The RF 100mm F2.8L Macro IS USM’s Dual Nano USM autofocus seemed pretty quick at normal shooting distances, doing a reasonable job of tracking the eyes of our pet Dachshund. However, on occasion it got a bit lost switching to ultra-close subjects. It has a focus limiter to help with this, and you can also use manual focus to get it in the right ballpark first. In fact, manual focus works especially well here. The focus ring is smooth and precise, and there’s a real focus "snap" in the viewfinder to show you when the focus is correct. 

Canon says this lens has suppressed focus breathing, which should be especially useful for filming where you want to use focus pulls.

The Dual Nano ISM autofocus kept up pretty well with our canine subject, and the combination of a long focal length and f/2.8 aperture produced good background blur and separation. (Image credit: Rod Lawton)

This is a nice lens to use, if rather long. The SA control seems a slightly odd choice for macro work; I guess it's designed more for portraits and larger product shots. It’s good to have a single lens that can do a few jobs, so it’s easy to see how the RF 100mm F2.8L Macro IS USM could create a kind of "product" lens category of its own.

Best of all, it isn't hugely expensive for an own-brand macro lens, especially one that can focus closer than rivals and has IS built in.

Canon RF 100mm F2.8L Macro IS USM Price and release date

(Image credit: Rod Lawton)

The RF 100mm F2.8L Macro IS USM was announced in April 2021 and is now widely available. It typically costs around $1,099 in the US and £1,369 in the UK. However, if you don’t mind manual focus – and you’re not interested in the SA bokeh control – then you can get the Venus Optics Laowa 100mm f/2.8 2X Ultra Macro APO lens for around half that, and with even higher 2x magnification.

Should I buy the Canon RF 100mm F2.8L Macro IS USM?

(Image credit: Rod Lawton)

Buy it if…

Don’t buy it if…

How I tested the Canon RF 100mm F2.8L Macro IS USM

I tried out the RF 100mm F2.8L Macro IS USM in a variety of situations to test its performance, handling and image quality. One session was spent shooting a family pet to see how well the Nano USM autofocus could keep up with my EOS R8’s excellent AI subject tracking, while another was spent out on the coast, shooting a variety of subjects from driftwood to sea spurge.
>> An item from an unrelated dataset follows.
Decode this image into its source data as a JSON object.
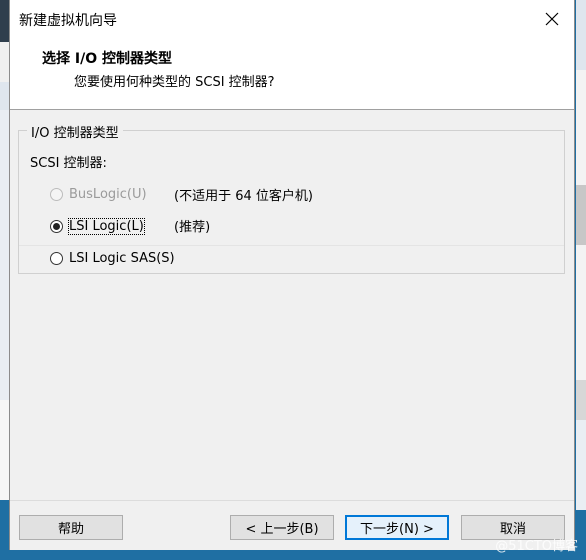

I also spent some time testing this lens with typical close-up subjects including a challenging "butterfly wing" picture, some just-open narcissi, and the engravings on a vintage WW1 cigarette case. These were taken using a tripod, the 12-second timer on the camera, and electronic shutter mode.